ahead -- scratch your nose!
Online auctions take the intimidation out of attending a live auction. There is no checking the auction date, driving to the site, parking, lining up to register, and going through the stress of live bidding against others, where prices change in response to customers' whims and actions. Much more than an online store, online auctions recreate, in electronic "real time" form, the fun and thrill of bidding while sitting comfortably at home.
A growing number of consumers are browsing online auctions to find antiques, collectibles, art, rare coins, stamps -- even computers, jewelry, video & audio equipment, Oriental rugs, wine, travel bargains and real estate. Just about anything can be found at auctions on the Web. And there are now over 250 major auction sites out there, compared to none just three years ago.
Why the popularity of online auctions? The Web provides an ideal vehicle for them. You have interested buyers, motivated sellers, and the convenience of an interactive medium where you can shop world-wide from home. The thrill of cyberbidding and the search for bargains brings folks back time and again.
So, how do they work? There are hundreds of auctions sites on the Web and, therefore, just as many different options and rules. When visiting an online auction, search out the FAQs (Frequently Asked Questions) and get briefed on their individual policies. Study the auction format and what your rights are.
The most popular person-to-person online auction style is the traditional auction. An item is listed with a minimum bid, a description is posted, a duration is established (usually 3-7 days), often a photograph of the item is electronically attached, and the bidding begins.
After registration at the site (usually free), a buyer comes along and bids an amount above the minimum. Depending on the sophistication of the auction's software, an e-mail is normally sent to the buyer's mailbox immediately, verifying the bid. If the buyer is outbid at some point, another e-mail is sent notifying them. They can then return to the auction site and up the bid, if they desire. All of the bids are kept current on the site and can be viewed almost immediately after bidding has occurred.
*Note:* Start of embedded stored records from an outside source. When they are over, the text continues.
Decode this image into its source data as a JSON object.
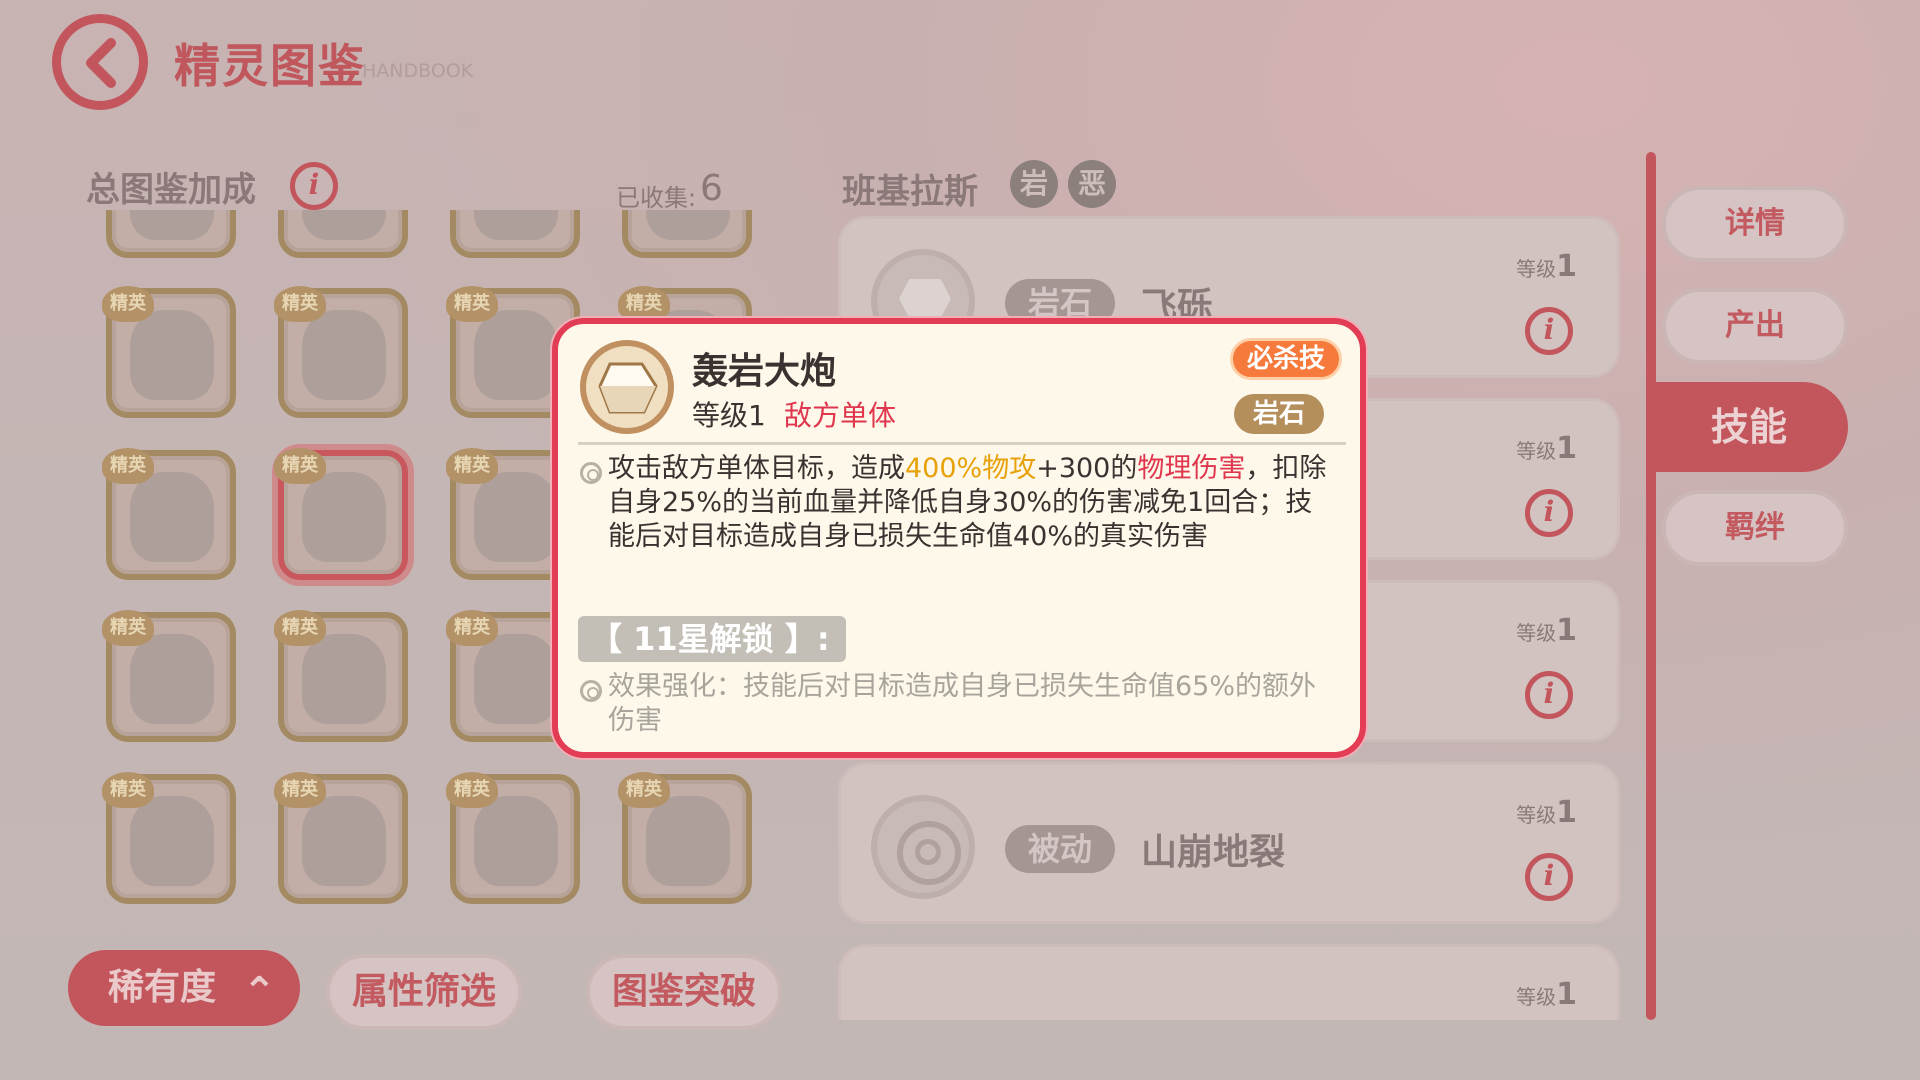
{
  "header": {
    "title": "精灵图鉴",
    "subtitle": "HANDBOOK"
  },
  "left_panel": {
    "bonus_label": "总图鉴加成",
    "info_icon": "i",
    "collected_label": "已收集:",
    "collected_count": "6",
    "elite_badge": "精英"
  },
  "filters": {
    "rarity": "稀有度",
    "rarity_chevron": "⌃",
    "attribute": "属性筛选",
    "breakthrough": "图鉴突破"
  },
  "pokemon": {
    "name": "班基拉斯",
    "types": [
      "岩",
      "恶"
    ]
  },
  "skills": [
    {
      "category": "岩石",
      "name": "飞砾",
      "level_label": "等级",
      "level": "1",
      "icon": "rock-icon"
    },
    {
      "category": "",
      "name": "",
      "level_label": "等级",
      "level": "1",
      "icon": ""
    },
    {
      "category": "",
      "name": "",
      "level_label": "等级",
      "level": "1",
      "icon": ""
    },
    {
      "category": "被动",
      "name": "山崩地裂",
      "level_label": "等级",
      "level": "1",
      "icon": "pokeball-icon"
    },
    {
      "category": "",
      "name": "",
      "level_label": "等级",
      "level": "1",
      "icon": "pokeball-icon"
    }
  ],
  "tabs": [
    "详情",
    "产出",
    "技能",
    "羁绊"
  ],
  "active_tab": "技能",
  "popup": {
    "skill_name": "轰岩大炮",
    "level": "等级1",
    "target": "敌方单体",
    "ultimate_tag": "必杀技",
    "element_tag": "岩石",
    "desc_1": "攻击敌方单体目标，造成",
    "desc_hl1": "400%物攻",
    "desc_2": "+300的",
    "desc_hl2": "物理伤害",
    "desc_3": "，扣除自身25%的当前血量并降低自身30%的伤害减免1回合；技能后对目标造成自身已损失生命值40%的真实伤害",
    "unlock_label": "【 11星解锁 】:",
    "extra_desc": "效果强化：技能后对目标造成自身已损失生命值65%的额外伤害"
  },
  "colors": {
    "accent": "#c2565c",
    "popup_border": "#e23d55",
    "highlight_yellow": "#e8a10a",
    "highlight_red": "#e0364e",
    "ultimate": "#f57a3c"
  }
}
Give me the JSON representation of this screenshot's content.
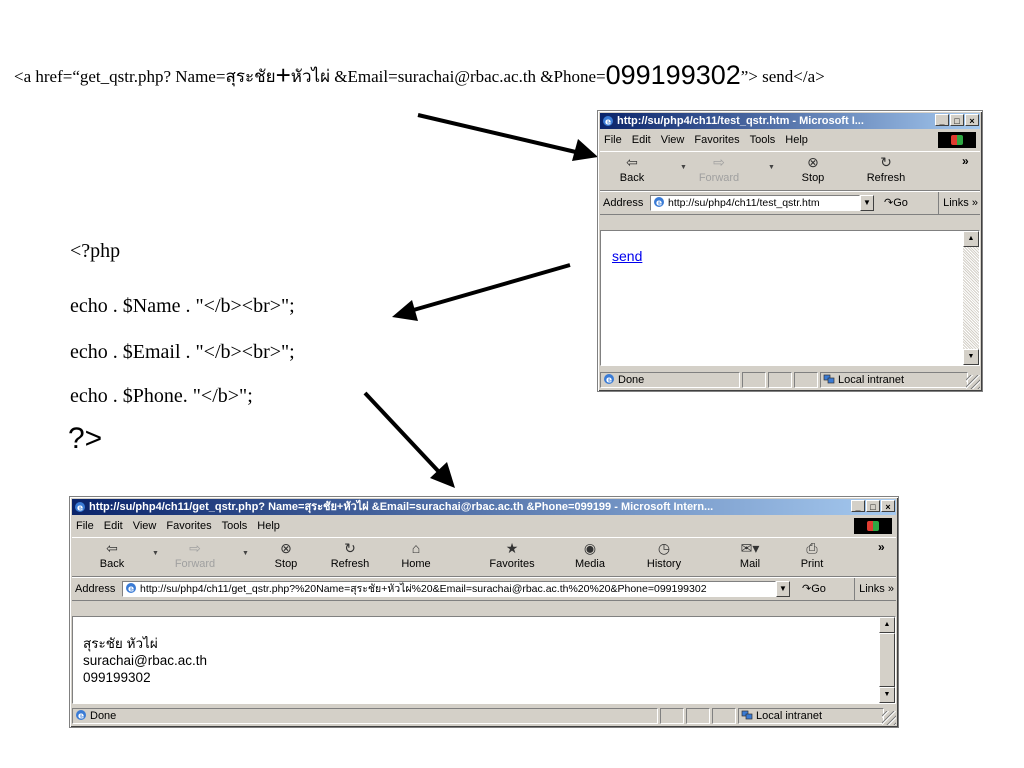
{
  "slide": {
    "code_line_prefix": "<a href=“get_qstr.php? Name=สุระชัย",
    "code_plus": "+",
    "code_mid": "หัวไผ่ &Email=surachai@rbac.ac.th  &Phone=",
    "code_phone": "099199302",
    "code_suffix": "”> send</a>",
    "php_lines": [
      "<?php",
      "echo . $Name . \"</b><br>\";",
      "echo  . $Email . \"</b><br>\";",
      "echo . $Phone. \"</b>\";"
    ],
    "php_close": "?>"
  },
  "colors": {
    "titlebar": "#0a246a",
    "link": "#0000ee",
    "chrome": "#d4d0c8",
    "arrow": "#000000"
  },
  "win1": {
    "title": "http://su/php4/ch11/test_qstr.htm - Microsoft I...",
    "menu": {
      "file": "File",
      "edit": "Edit",
      "view": "View",
      "favorites": "Favorites",
      "tools": "Tools",
      "help": "Help"
    },
    "toolbar": {
      "back": "Back",
      "forward": "Forward",
      "stop": "Stop",
      "refresh": "Refresh"
    },
    "address_label": "Address",
    "address_url": "http://su/php4/ch11/test_qstr.htm",
    "go": "Go",
    "links": "Links",
    "link_text": "send",
    "status_done": "Done",
    "status_zone": "Local intranet"
  },
  "win2": {
    "title": "http://su/php4/ch11/get_qstr.php? Name=สุระชัย+หัวไผ่ &Email=surachai@rbac.ac.th  &Phone=099199 - Microsoft Intern...",
    "menu": {
      "file": "File",
      "edit": "Edit",
      "view": "View",
      "favorites": "Favorites",
      "tools": "Tools",
      "help": "Help"
    },
    "toolbar": {
      "back": "Back",
      "forward": "Forward",
      "stop": "Stop",
      "refresh": "Refresh",
      "home": "Home",
      "favorites": "Favorites",
      "media": "Media",
      "history": "History",
      "mail": "Mail",
      "print": "Print"
    },
    "address_label": "Address",
    "address_url": "http://su/php4/ch11/get_qstr.php?%20Name=สุระชัย+หัวไผ่%20&Email=surachai@rbac.ac.th%20%20&Phone=099199302",
    "go": "Go",
    "links": "Links",
    "output_name": "สุระชัย หัวไผ่",
    "output_email": "surachai@rbac.ac.th",
    "output_phone": "099199302",
    "status_done": "Done",
    "status_zone": "Local intranet"
  }
}
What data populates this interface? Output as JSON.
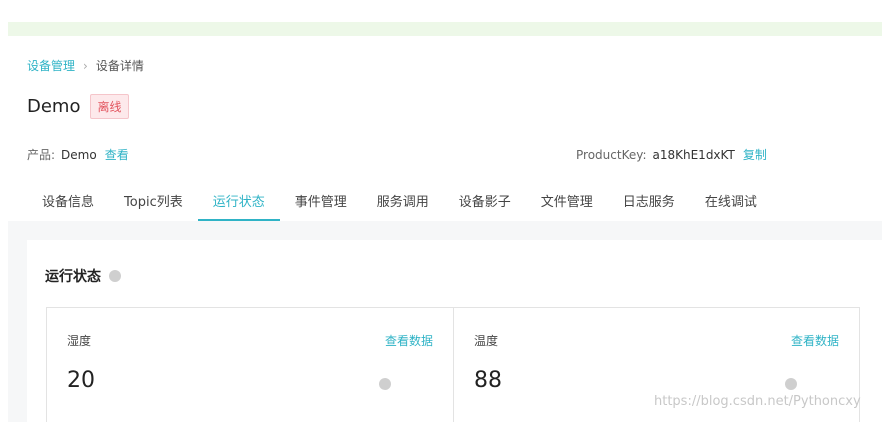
{
  "breadcrumb": {
    "parent": "设备管理",
    "separator": "›",
    "current": "设备详情"
  },
  "device": {
    "name": "Demo",
    "status": "离线"
  },
  "product": {
    "label": "产品:",
    "value": "Demo",
    "action": "查看"
  },
  "product_key": {
    "label": "ProductKey:",
    "value": "a18KhE1dxKT",
    "action": "复制"
  },
  "tabs": [
    {
      "label": "设备信息"
    },
    {
      "label": "Topic列表"
    },
    {
      "label": "运行状态"
    },
    {
      "label": "事件管理"
    },
    {
      "label": "服务调用"
    },
    {
      "label": "设备影子"
    },
    {
      "label": "文件管理"
    },
    {
      "label": "日志服务"
    },
    {
      "label": "在线调试"
    }
  ],
  "active_tab": "运行状态",
  "section": {
    "title": "运行状态"
  },
  "cards": [
    {
      "label": "湿度",
      "action": "查看数据",
      "value": "20"
    },
    {
      "label": "温度",
      "action": "查看数据",
      "value": "88"
    }
  ],
  "watermark": "https://blog.csdn.net/Pythoncxy",
  "colors": {
    "accent": "#2fb3c6",
    "offline": "#e2555f"
  }
}
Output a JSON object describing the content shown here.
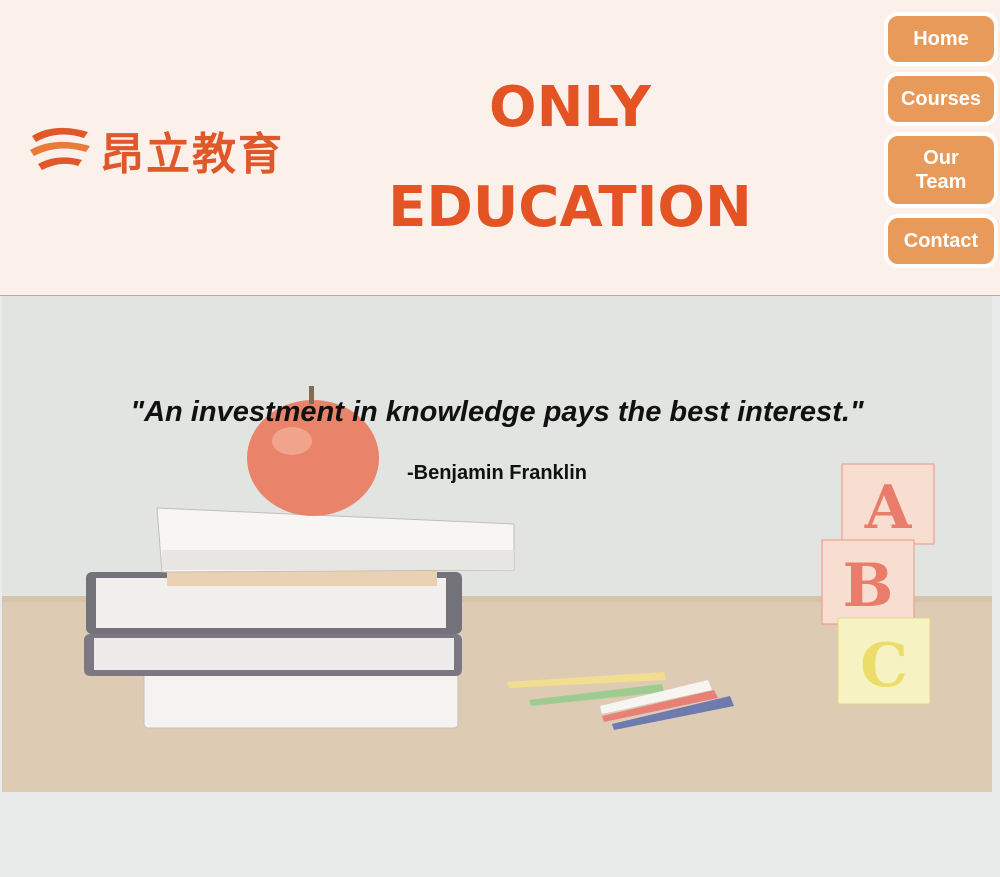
{
  "header": {
    "logo_text": "昂立教育",
    "title_line1": "ONLY",
    "title_line2": "EDUCATION"
  },
  "nav": {
    "items": [
      {
        "label": "Home"
      },
      {
        "label": "Courses"
      },
      {
        "label": "Our Team"
      },
      {
        "label": "Contact"
      }
    ]
  },
  "hero": {
    "quote": "\"An investment in knowledge pays the best interest.\"",
    "author": "-Benjamin Franklin",
    "blocks": [
      "A",
      "B",
      "C"
    ]
  },
  "colors": {
    "brand": "#e45324",
    "nav_button": "#e89a5a",
    "header_bg": "#fcf1ea"
  }
}
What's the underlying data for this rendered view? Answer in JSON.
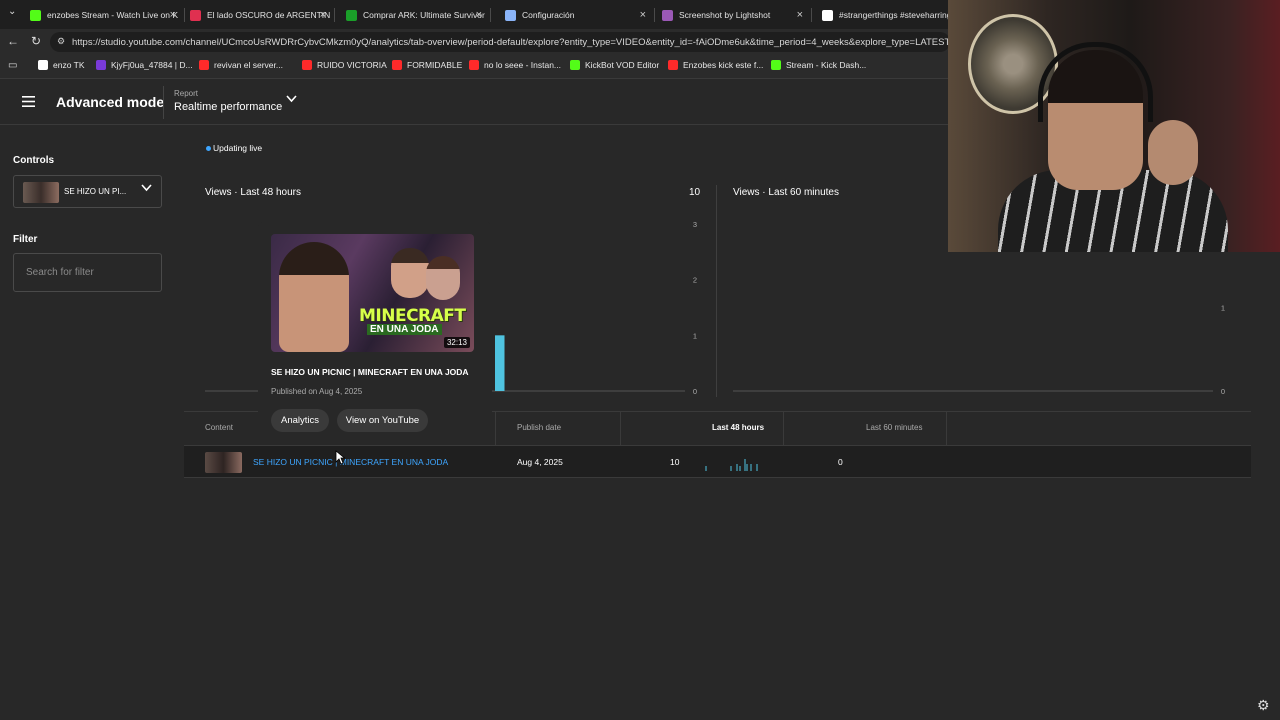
{
  "browser": {
    "tabs": [
      {
        "label": "enzobes Stream - Watch Live on K",
        "favicon_color": "#53fc18"
      },
      {
        "label": "El lado OSCURO de ARGENTINA #",
        "favicon_color": "#e03050"
      },
      {
        "label": "Comprar ARK: Ultimate Survivor E",
        "favicon_color": "#1a9f29"
      },
      {
        "label": "Configuración",
        "favicon_color": "#8ab4f8"
      },
      {
        "label": "Screenshot by Lightshot",
        "favicon_color": "#9b59b6"
      },
      {
        "label": "#strangerthings #steveharringt",
        "favicon_color": "#ffffff"
      }
    ],
    "url": "https://studio.youtube.com/channel/UCmcoUsRWDRrCybvCMkzm0yQ/analytics/tab-overview/period-default/explore?entity_type=VIDEO&entity_id=-fAiODme6uk&time_period=4_weeks&explore_type=LATEST_AC",
    "bookmarks": [
      {
        "label": "enzo TK",
        "color": "#ffffff"
      },
      {
        "label": "KjyFj0ua_47884 | D...",
        "color": "#7a3ad8"
      },
      {
        "label": "revivan el server...",
        "color": "#ff2a2a"
      },
      {
        "label": "RUIDO VICTORIA",
        "color": "#ff2a2a"
      },
      {
        "label": "FORMIDABLE",
        "color": "#ff2a2a"
      },
      {
        "label": "no lo seee - Instan...",
        "color": "#ff2a2a"
      },
      {
        "label": "KickBot VOD Editor",
        "color": "#53fc18"
      },
      {
        "label": "Enzobes kick este f...",
        "color": "#ff2a2a"
      },
      {
        "label": "Stream - Kick Dash...",
        "color": "#53fc18"
      }
    ]
  },
  "header": {
    "title": "Advanced mode",
    "report_label": "Report",
    "report_value": "Realtime performance"
  },
  "sidebar": {
    "controls_label": "Controls",
    "selected_video": "SE HIZO UN PI...",
    "filter_label": "Filter",
    "filter_placeholder": "Search for filter"
  },
  "main": {
    "live_status": "Updating live",
    "views48_title": "Views · Last 48 hours",
    "views48_total": "10",
    "views60_title": "Views · Last 60 minutes"
  },
  "hover_card": {
    "thumb_text1": "MINECRAFT",
    "thumb_text2": "EN UNA JODA",
    "duration": "32:13",
    "title": "SE HIZO UN PICNIC | MINECRAFT EN UNA JODA",
    "published": "Published on Aug 4, 2025",
    "analytics_button": "Analytics",
    "youtube_button": "View on YouTube"
  },
  "table": {
    "headers": {
      "content": "Content",
      "publish_date": "Publish date",
      "last48": "Last 48 hours",
      "last60": "Last 60 minutes"
    },
    "rows": [
      {
        "title": "SE HIZO UN PICNIC | MINECRAFT EN UNA JODA",
        "publish_date": "Aug 4, 2025",
        "last48": "10",
        "last60": "0"
      }
    ]
  },
  "colors": {
    "accent": "#3ea6ff",
    "bar": "#4fc3e0",
    "background": "#282828"
  },
  "chart_data": [
    {
      "type": "bar",
      "title": "Views · Last 48 hours",
      "x": [
        16,
        18,
        19,
        21,
        22,
        25,
        29
      ],
      "values": [
        1,
        1,
        1,
        2,
        1,
        1,
        1
      ],
      "xlim": [
        0,
        48
      ],
      "ylim": [
        0,
        3
      ],
      "yticks": [
        0,
        1,
        2,
        3
      ],
      "total": 10
    },
    {
      "type": "bar",
      "title": "Views · Last 60 minutes",
      "x": [],
      "values": [],
      "ylim": [
        0,
        2
      ],
      "yticks": [
        0,
        1,
        2
      ]
    }
  ]
}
After an item is sold, the buyer and seller make contact, usually via email, to determine shipping costs and exchange addresses. When individuals are selling, online auction sites assume no responsibility for the sale nor for the stated condition of items sold. The "auctioneer" won't settle any disputes between buyer and seller. Caveat Emptor!
Ron McCoy, mailto:email@example.com is the owner of CollectorsWeb at http://collectorsweb.com, an informational site for persons interested in antiques and collectibles. Subscribe to his e-zine, Antiques & Collecting Newsletter, at: http://collectorsweb.com/newslett.htm